The commander of the 3d brigade. Colonel Preston Pond, had been
already directed to throw one regiment of infantry, and a section of
(.■ajttain Ketchum's guns into position on the Owl creek road, and pre-
vent his turning our left flank.

Four cojTipanies of cavalry, under Captains J. T. Jenkins, (com-
manding) A, Tomlenson, J. J. Cox and J. Robins, covered our right
and left flank.

lieturning from a rapid supervision along the line, when approach-
ing the Bark road, the enemy opened fire from point to point in rapid
succession, driving back some troops of the first line.
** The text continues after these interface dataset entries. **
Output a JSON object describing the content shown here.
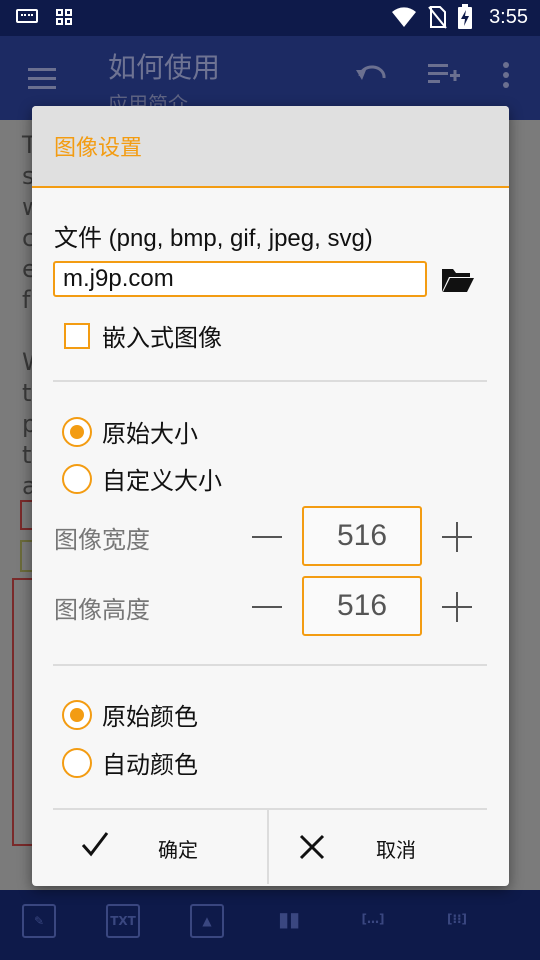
{
  "status_bar": {
    "time": "3:55"
  },
  "app_bar": {
    "title": "如何使用",
    "subtitle": "应用简介"
  },
  "background_text_lines": [
    "T",
    "s",
    "w",
    "c",
    "e",
    "f",
    "",
    "W",
    "t",
    "p",
    "t",
    "a"
  ],
  "bottom_bar": {
    "txt_label": "TXT"
  },
  "dialog": {
    "title": "图像设置",
    "file_label": "文件 (png, bmp, gif, jpeg, svg)",
    "file_value": "m.j9p.com",
    "embedded_label": "嵌入式图像",
    "size_options": [
      "原始大小",
      "自定义大小"
    ],
    "selected_size": "原始大小",
    "width_label": "图像宽度",
    "width_value": "516",
    "height_label": "图像高度",
    "height_value": "516",
    "color_options": [
      "原始颜色",
      "自动颜色"
    ],
    "selected_color": "原始颜色",
    "ok_label": "确定",
    "cancel_label": "取消"
  },
  "colors": {
    "accent": "#f39c12",
    "primary_dark": "#0e1a4a"
  }
}
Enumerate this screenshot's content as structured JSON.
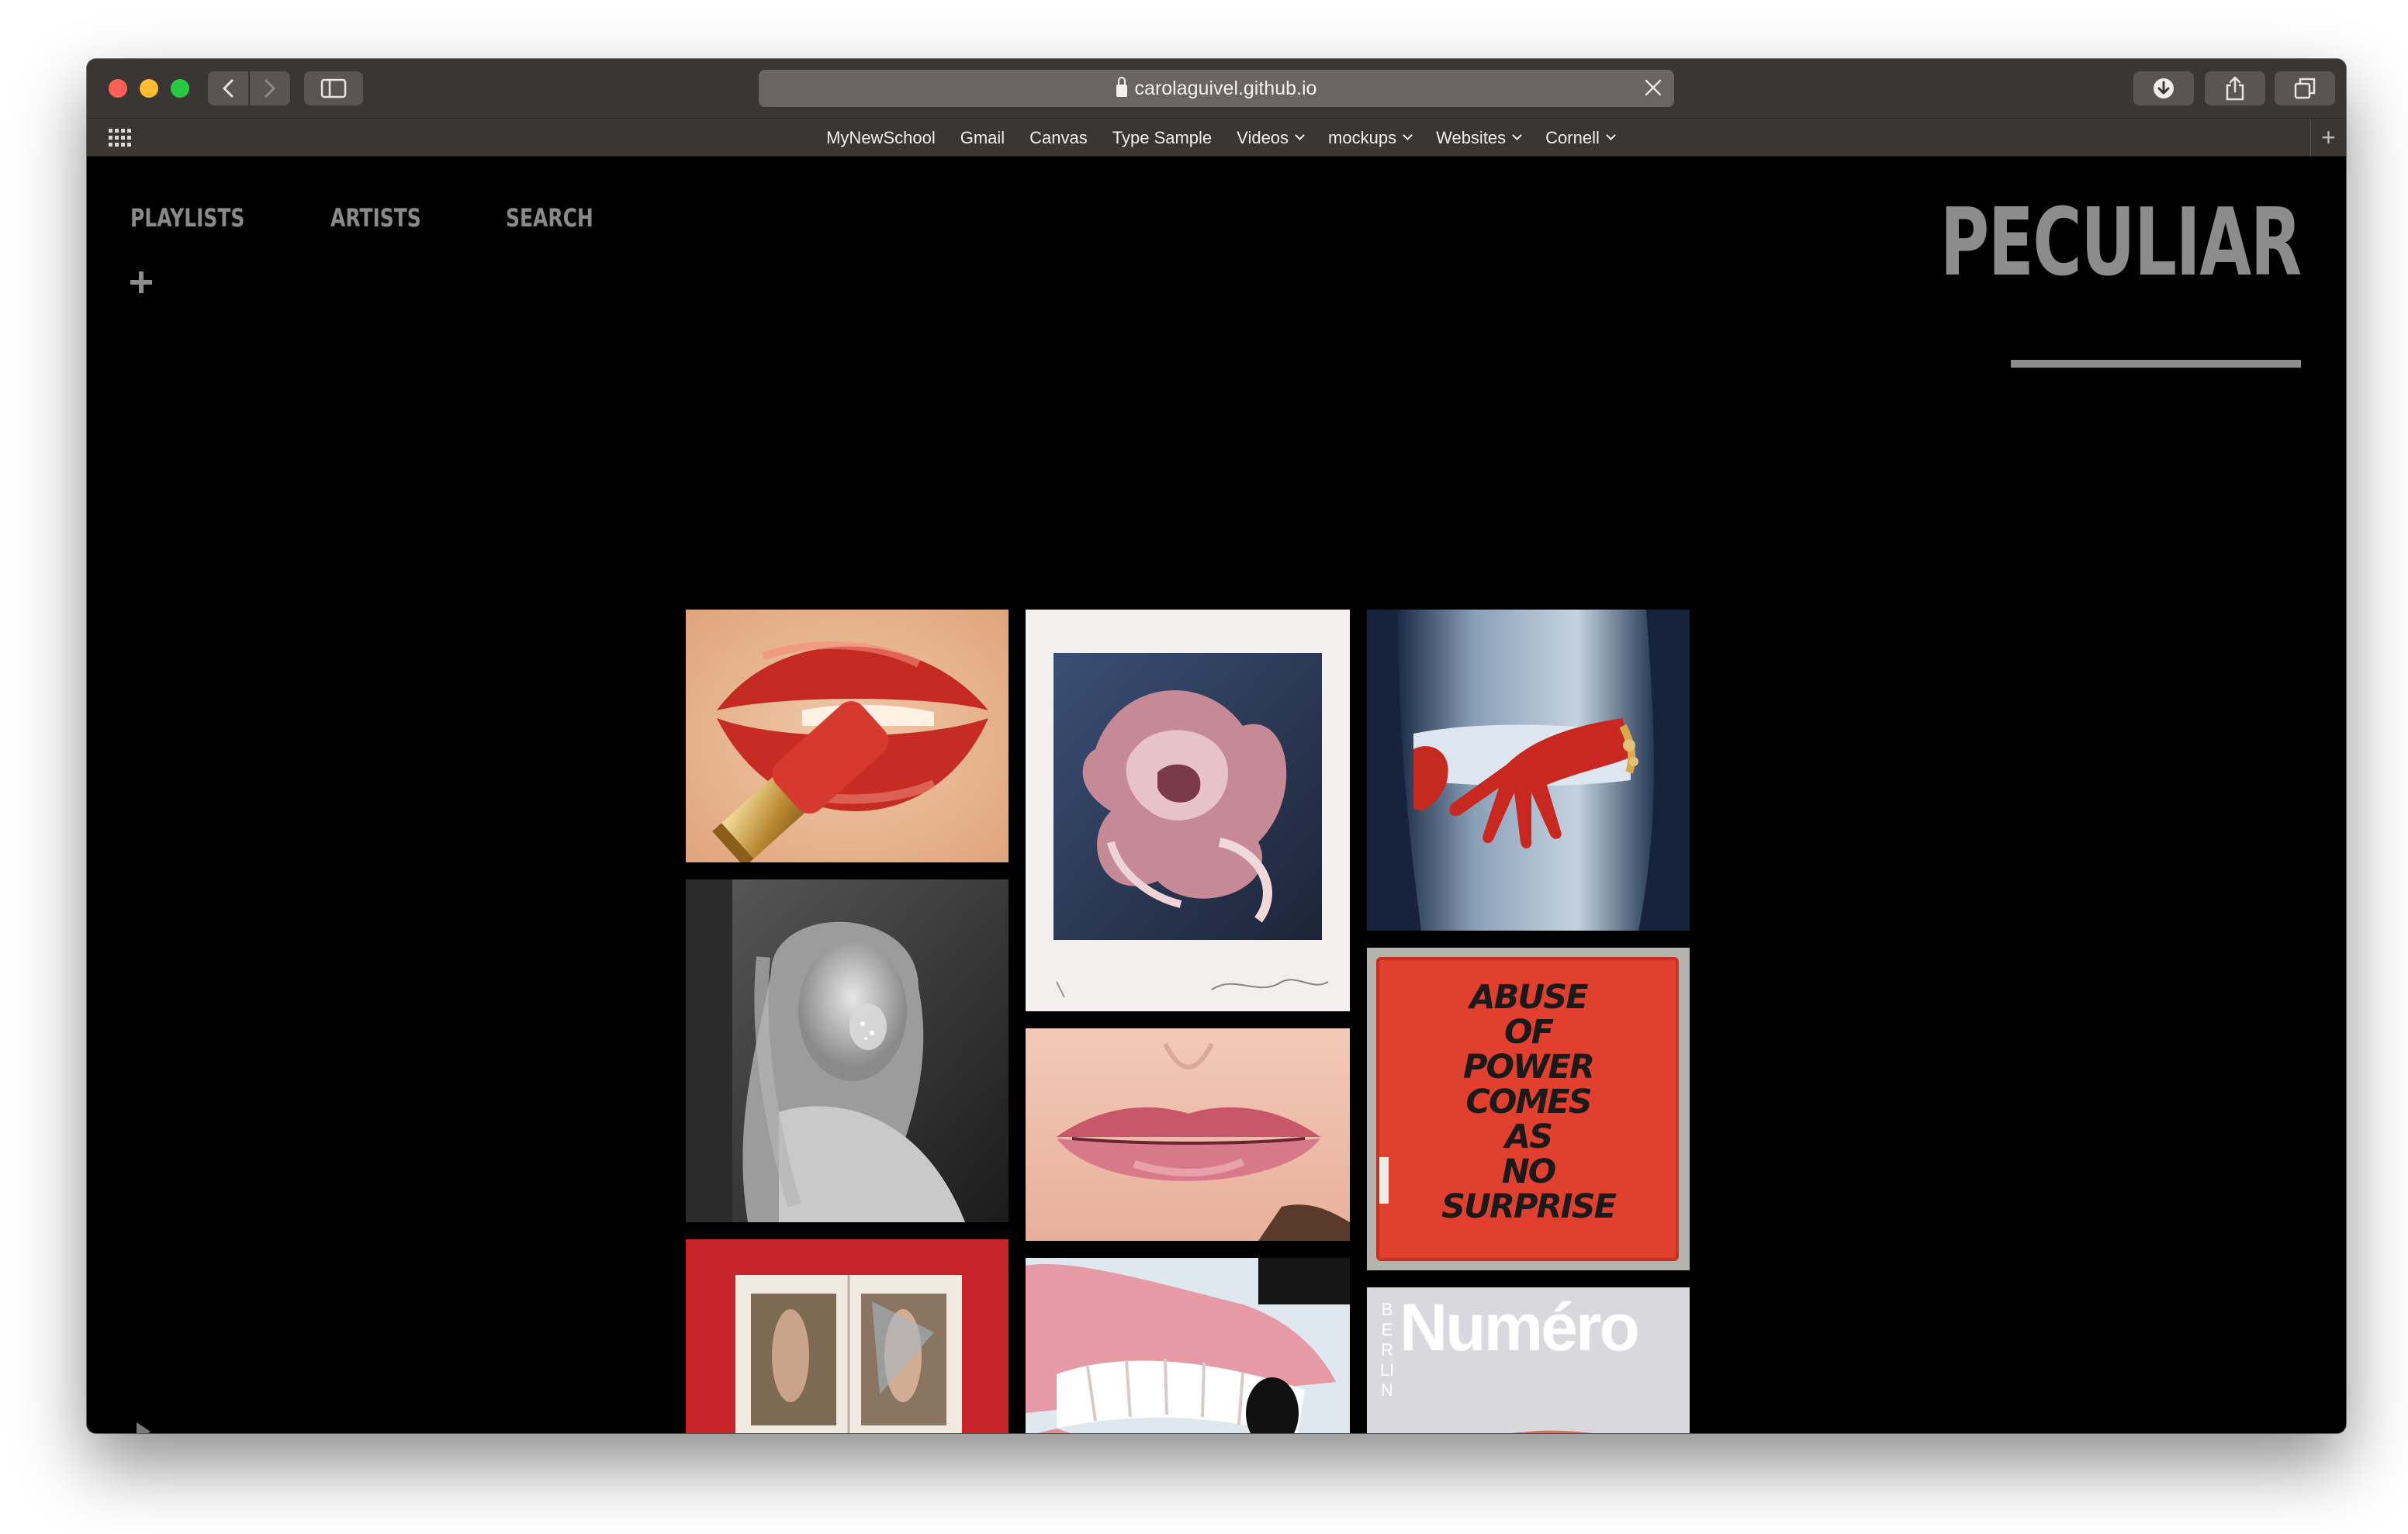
{
  "browser": {
    "url": "carolaguivel.github.io",
    "bookmarks": [
      {
        "label": "MyNewSchool",
        "has_menu": false
      },
      {
        "label": "Gmail",
        "has_menu": false
      },
      {
        "label": "Canvas",
        "has_menu": false
      },
      {
        "label": "Type Sample",
        "has_menu": false
      },
      {
        "label": "Videos",
        "has_menu": true
      },
      {
        "label": "mockups",
        "has_menu": true
      },
      {
        "label": "Websites",
        "has_menu": true
      },
      {
        "label": "Cornell",
        "has_menu": true
      }
    ]
  },
  "site": {
    "nav": {
      "playlists": "PLAYLISTS",
      "artists": "ARTISTS",
      "search": "SEARCH"
    },
    "logo": "PECULIAR",
    "gallery": {
      "poster_text": [
        "ABUSE",
        "OF",
        "POWER",
        "COMES",
        "AS",
        "NO",
        "SURPRISE"
      ],
      "magazine_title": "Numéro",
      "magazine_side": "BERLIN"
    }
  },
  "colors": {
    "accent_red": "#c8342c",
    "nav_gray": "#8a8a8a",
    "background": "#000000"
  }
}
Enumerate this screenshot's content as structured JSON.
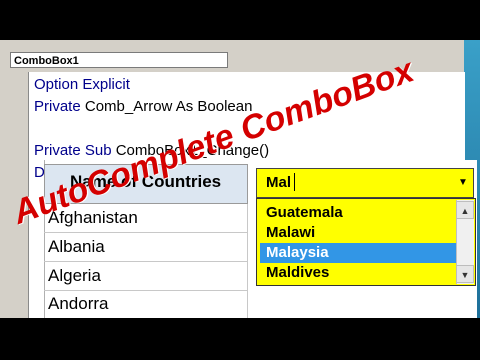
{
  "editor": {
    "object_name": "ComboBox1",
    "code_lines": [
      {
        "kw": "Option Explicit",
        "rest": ""
      },
      {
        "kw": "Private ",
        "rest": "Comb_Arrow As Boolean"
      },
      {
        "kw": "",
        "rest": ""
      },
      {
        "kw": "Private Sub ",
        "rest": "ComboBox1_Change()"
      },
      {
        "kw": "D",
        "rest": ""
      }
    ]
  },
  "sheet": {
    "header": "Name of Countries",
    "rows": [
      "Afghanistan",
      "Albania",
      "Algeria",
      "Andorra"
    ]
  },
  "combobox": {
    "value": "Mal",
    "arrow_icon": "chevron-down-icon",
    "items": [
      "Guatemala",
      "Malawi",
      "Malaysia",
      "Maldives"
    ],
    "selected": "Malaysia",
    "colors": {
      "background": "#ffff00",
      "selected": "#3296e6"
    }
  },
  "overlay": {
    "title": "AutoComplete ComboBox",
    "color": "#d40000"
  }
}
The Washington Artillery, under Captain Hodgson, was then
brought forward, and two howitzers and two rifled guns, commanded


by Lieutenant Slocumb, with two guns umJer Major IIoop, were
put in position on the crest of a ridge near an almost impenetrable
boggy thicket, ranging along our front, and opened a destructive fire
in response to the enemy's batteries, then sweeping our lines a' short
range, I also sent orders to Brigadier General Anderson to advance
rapidly with his second brigade, and as soon as he came up I directed
a charge against the enemy, in which some of the 6th Mississippi
and second Tennessee joined. At the same time I directed other
troops to move rapidly by the right, to turn the enemy's position
beyond the swamp, and that the field artillery follow as soon as
masked by the movement of the infantiy. Under these movements,
vigorously executed, after a spirited contest, the enemy's whole line
gave way, and our advance took possession of the camp and batteries
ajjainst which the charge was made. I sent, then, orders to Colonel
Pond to advance rapidly the 3d brigade, swinging to the right, meet-
ing the development of the enemy's line of fire, sweeping the camp on
the left, and to prevent surprise on his left flank.

Subsequently, I sent orders to Colonel Looney's 38th regiment
Ternessee, and the section of Kctchum's battery, then on the Owl
creek road, to conform to these movements. In the meantime, the
first brigade (Gibson's) united with Brigadier General Ilindinan's ad-
vance, after having driven the enemy from their camp, on our right,
engaged in repeated charges against the enemy's new line, now held
on the margin of an open field swept by his fire.

The enemy's camps on our left being apparcntry cleared, I endeavored

Online LibraryConfederate States of America. War DeptOfficial reports of battles → online text (page 25 of 52)